Start of Records to use

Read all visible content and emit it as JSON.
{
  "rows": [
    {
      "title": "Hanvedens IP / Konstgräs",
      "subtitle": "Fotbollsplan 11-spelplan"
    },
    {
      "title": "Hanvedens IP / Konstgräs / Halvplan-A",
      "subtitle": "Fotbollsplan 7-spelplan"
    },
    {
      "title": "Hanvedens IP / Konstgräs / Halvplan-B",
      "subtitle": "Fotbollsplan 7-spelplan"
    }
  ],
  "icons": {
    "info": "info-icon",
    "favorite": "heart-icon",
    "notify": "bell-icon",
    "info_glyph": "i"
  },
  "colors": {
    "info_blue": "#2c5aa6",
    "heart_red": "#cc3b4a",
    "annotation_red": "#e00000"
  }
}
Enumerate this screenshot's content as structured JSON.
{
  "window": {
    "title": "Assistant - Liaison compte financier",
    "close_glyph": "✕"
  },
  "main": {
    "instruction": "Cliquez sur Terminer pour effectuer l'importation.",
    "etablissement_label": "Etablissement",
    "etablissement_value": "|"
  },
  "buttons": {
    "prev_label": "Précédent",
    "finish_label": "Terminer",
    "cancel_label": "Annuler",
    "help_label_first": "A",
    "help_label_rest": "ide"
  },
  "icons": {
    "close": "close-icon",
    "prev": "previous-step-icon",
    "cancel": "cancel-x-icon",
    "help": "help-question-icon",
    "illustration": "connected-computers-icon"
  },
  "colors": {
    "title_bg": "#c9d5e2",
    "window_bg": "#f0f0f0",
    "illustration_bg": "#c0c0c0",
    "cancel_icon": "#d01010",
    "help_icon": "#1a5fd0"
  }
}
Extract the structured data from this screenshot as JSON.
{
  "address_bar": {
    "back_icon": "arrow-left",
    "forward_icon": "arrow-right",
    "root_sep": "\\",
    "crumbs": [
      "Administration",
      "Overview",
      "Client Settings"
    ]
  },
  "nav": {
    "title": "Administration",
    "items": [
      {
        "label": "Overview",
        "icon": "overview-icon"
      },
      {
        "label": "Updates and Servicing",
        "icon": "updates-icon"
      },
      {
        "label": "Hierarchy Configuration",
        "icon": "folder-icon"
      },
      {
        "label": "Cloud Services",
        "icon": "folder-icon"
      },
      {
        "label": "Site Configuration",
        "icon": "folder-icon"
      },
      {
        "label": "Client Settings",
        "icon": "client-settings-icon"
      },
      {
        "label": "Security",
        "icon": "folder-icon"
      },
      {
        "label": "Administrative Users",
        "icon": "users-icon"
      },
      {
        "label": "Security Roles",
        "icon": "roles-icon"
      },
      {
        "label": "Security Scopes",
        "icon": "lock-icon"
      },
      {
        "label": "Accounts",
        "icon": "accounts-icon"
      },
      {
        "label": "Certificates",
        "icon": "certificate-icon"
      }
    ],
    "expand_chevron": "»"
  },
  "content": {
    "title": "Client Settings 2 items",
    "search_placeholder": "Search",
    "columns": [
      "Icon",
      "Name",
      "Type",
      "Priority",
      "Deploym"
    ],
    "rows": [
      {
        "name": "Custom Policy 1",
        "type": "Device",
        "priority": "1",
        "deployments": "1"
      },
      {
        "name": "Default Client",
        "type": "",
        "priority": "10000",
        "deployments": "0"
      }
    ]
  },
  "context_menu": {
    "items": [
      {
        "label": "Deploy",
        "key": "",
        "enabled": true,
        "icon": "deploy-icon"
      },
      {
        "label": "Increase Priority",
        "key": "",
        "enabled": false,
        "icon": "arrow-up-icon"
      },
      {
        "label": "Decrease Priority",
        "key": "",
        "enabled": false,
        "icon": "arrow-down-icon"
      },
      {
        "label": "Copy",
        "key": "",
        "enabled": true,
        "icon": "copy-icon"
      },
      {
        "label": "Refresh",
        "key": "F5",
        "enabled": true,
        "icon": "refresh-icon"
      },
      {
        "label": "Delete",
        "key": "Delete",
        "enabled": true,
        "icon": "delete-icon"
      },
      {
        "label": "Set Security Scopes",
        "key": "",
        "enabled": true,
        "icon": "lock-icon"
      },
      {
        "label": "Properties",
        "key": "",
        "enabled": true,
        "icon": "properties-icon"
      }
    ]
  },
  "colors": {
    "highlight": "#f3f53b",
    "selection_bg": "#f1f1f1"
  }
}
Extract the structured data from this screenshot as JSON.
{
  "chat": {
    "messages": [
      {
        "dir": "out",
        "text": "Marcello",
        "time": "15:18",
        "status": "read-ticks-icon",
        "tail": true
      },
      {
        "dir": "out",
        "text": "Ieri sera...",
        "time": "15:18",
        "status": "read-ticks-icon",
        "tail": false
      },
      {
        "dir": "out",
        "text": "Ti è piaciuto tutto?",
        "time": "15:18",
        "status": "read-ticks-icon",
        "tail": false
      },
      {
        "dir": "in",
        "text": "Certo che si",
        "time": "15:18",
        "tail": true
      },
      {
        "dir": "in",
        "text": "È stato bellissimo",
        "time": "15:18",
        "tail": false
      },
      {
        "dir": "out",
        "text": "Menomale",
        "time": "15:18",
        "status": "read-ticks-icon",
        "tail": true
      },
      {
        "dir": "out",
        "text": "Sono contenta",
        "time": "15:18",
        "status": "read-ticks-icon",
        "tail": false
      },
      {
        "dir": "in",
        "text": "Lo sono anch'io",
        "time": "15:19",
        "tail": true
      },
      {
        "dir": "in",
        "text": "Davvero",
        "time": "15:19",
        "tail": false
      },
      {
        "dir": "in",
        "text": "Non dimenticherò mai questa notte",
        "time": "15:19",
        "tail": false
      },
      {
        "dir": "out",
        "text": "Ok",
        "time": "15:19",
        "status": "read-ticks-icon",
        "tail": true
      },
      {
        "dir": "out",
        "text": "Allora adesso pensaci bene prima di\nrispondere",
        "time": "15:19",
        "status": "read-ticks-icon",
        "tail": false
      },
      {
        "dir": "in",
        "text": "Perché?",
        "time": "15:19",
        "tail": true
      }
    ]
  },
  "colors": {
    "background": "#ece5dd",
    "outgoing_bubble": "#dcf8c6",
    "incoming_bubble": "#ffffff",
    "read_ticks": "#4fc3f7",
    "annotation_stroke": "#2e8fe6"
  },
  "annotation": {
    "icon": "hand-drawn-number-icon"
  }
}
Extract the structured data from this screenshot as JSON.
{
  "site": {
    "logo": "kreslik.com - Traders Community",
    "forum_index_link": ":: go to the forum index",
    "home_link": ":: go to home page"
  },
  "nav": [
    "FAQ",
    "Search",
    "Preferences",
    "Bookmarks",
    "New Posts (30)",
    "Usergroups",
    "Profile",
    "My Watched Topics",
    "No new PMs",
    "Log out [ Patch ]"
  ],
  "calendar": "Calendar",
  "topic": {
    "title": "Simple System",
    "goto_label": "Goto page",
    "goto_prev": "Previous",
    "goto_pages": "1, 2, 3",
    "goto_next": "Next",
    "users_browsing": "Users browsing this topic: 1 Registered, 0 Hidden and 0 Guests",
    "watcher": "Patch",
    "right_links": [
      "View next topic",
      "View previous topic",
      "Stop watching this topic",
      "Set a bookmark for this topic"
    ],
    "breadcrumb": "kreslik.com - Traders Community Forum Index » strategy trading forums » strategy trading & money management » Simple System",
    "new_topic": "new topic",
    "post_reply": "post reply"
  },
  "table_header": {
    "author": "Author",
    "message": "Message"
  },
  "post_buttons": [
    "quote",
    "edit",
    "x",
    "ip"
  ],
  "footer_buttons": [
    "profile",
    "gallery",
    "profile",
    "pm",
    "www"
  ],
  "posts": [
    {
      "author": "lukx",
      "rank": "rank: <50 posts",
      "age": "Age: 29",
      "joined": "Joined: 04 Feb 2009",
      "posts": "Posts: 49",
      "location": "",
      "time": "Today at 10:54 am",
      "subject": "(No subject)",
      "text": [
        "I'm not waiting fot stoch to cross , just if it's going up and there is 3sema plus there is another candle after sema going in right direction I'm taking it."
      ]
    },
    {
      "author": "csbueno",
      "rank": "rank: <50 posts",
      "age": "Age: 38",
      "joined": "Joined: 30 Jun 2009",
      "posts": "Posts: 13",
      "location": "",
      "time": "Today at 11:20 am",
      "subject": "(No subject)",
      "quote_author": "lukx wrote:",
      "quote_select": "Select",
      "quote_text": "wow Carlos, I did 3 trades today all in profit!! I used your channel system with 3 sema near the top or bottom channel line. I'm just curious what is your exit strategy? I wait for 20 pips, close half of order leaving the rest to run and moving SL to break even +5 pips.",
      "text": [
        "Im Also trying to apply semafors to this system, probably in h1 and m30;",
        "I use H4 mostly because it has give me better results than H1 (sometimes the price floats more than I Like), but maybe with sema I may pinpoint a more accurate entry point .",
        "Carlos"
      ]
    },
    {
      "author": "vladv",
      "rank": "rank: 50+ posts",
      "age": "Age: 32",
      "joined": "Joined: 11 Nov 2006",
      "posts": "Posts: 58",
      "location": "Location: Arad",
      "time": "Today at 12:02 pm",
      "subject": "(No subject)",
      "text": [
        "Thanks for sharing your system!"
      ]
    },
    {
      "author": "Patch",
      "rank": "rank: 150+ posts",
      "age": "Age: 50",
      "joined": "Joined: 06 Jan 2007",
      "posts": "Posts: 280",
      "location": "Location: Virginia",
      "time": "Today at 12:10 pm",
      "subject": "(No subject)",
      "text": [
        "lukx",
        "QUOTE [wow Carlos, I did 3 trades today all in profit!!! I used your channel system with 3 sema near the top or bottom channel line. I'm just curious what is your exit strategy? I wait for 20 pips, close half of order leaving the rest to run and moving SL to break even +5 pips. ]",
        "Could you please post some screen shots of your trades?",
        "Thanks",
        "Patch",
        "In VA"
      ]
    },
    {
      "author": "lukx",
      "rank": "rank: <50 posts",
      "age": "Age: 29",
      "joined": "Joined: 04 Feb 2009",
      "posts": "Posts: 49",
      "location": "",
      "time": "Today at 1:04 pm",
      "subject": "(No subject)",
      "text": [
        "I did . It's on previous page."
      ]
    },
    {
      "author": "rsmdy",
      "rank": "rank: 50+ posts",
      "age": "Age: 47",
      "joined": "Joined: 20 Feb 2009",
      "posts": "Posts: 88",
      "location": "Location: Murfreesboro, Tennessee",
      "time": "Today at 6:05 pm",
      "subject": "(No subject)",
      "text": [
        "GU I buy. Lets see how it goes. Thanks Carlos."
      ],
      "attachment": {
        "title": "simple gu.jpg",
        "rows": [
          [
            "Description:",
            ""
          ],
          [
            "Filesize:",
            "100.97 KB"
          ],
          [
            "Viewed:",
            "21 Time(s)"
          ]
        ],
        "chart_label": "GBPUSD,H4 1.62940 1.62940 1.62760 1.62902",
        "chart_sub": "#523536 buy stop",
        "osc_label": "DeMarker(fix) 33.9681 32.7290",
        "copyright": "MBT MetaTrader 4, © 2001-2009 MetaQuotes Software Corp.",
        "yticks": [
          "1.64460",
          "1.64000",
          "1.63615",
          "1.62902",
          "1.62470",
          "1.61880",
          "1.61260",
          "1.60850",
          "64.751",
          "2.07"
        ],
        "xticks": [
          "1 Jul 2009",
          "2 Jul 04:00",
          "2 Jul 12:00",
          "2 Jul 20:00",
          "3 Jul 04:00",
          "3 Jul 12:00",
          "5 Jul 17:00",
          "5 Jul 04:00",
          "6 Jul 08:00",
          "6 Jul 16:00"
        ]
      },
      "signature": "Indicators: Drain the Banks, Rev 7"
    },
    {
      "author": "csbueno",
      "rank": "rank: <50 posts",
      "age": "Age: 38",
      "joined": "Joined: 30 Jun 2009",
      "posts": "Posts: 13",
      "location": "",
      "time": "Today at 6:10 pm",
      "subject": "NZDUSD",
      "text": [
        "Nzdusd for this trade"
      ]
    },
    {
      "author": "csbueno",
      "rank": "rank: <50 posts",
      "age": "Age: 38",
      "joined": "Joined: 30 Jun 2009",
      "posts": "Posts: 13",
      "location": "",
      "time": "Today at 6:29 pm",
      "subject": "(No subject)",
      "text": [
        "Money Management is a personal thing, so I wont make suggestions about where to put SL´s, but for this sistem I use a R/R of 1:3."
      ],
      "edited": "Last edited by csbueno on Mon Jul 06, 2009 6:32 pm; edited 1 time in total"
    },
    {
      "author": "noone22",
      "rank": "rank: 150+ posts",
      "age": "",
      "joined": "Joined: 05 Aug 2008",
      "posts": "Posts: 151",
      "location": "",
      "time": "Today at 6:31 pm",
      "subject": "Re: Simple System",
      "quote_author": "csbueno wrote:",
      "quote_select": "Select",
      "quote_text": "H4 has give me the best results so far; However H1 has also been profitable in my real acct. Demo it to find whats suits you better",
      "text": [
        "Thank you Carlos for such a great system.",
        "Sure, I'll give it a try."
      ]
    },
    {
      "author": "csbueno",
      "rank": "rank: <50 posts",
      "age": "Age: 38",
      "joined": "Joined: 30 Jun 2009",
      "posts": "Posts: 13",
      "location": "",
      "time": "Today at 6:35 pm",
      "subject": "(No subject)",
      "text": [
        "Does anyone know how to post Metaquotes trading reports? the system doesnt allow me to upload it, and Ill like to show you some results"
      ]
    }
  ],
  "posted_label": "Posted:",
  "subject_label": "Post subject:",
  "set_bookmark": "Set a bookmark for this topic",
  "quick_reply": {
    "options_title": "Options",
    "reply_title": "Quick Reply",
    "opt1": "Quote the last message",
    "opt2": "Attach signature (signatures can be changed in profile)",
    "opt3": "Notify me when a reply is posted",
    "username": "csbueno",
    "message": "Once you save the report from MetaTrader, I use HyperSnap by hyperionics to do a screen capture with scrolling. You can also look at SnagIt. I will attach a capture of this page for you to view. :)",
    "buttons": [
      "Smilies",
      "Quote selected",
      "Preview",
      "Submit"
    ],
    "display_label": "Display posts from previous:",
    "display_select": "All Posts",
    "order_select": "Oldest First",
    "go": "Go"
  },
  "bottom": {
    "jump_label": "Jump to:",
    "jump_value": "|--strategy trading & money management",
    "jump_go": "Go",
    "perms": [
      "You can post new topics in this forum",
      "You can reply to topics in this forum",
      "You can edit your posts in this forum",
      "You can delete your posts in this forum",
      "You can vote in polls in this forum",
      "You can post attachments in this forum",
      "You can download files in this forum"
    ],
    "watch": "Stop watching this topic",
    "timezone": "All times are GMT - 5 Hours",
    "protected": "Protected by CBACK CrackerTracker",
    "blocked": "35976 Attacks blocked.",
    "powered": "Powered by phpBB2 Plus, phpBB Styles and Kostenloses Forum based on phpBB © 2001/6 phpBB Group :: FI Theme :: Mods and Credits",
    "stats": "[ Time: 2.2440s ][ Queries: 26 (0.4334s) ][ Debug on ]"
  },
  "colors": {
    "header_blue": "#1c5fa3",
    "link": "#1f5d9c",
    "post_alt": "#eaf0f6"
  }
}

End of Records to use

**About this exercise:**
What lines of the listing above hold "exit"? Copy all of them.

**Solution:**
      "quote_text": "wow Carlos, I did 3 trades today all in profit!! I used your channel system with 3 sema near the top or bottom channel line. I'm just curious what is your exit strategy? I wait for 20 pips, close half of order leaving the rest to run and moving SL to break even +5 pips.",
        "QUOTE [wow Carlos, I did 3 trades today all in profit!!! I used your channel system with 3 sema near the top or bottom channel line. I'm just curious what is your exit strategy? I wait for 20 pips, close half of order leaving the rest to run and moving SL to break even +5 pips. ]",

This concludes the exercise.